[Your goal] Look through the records and copy each line that has "icon" in it.

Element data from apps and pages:
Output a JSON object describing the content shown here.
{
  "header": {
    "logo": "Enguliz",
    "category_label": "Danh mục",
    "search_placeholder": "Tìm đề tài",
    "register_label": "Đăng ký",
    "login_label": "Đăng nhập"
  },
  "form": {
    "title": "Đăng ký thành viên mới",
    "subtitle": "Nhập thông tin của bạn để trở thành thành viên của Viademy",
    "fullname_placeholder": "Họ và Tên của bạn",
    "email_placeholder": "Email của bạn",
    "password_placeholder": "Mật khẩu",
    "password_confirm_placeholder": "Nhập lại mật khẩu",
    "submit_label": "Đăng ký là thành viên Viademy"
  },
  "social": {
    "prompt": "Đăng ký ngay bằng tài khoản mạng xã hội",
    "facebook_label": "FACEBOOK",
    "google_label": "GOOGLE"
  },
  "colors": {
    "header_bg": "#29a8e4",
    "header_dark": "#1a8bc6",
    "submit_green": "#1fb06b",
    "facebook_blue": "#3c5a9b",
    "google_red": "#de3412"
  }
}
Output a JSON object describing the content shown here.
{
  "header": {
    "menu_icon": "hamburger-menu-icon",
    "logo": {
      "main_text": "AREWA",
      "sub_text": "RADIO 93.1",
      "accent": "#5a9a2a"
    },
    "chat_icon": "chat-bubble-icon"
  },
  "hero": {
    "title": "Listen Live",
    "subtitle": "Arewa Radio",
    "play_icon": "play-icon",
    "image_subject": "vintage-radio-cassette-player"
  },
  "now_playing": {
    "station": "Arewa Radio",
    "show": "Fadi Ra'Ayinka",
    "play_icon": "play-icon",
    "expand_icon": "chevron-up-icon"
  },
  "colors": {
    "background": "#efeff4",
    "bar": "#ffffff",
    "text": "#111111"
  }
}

[Output of the task]
    "menu_icon": "hamburger-menu-icon",
    "chat_icon": "chat-bubble-icon"
    "play_icon": "play-icon",
    "play_icon": "play-icon",
    "expand_icon": "chevron-up-icon"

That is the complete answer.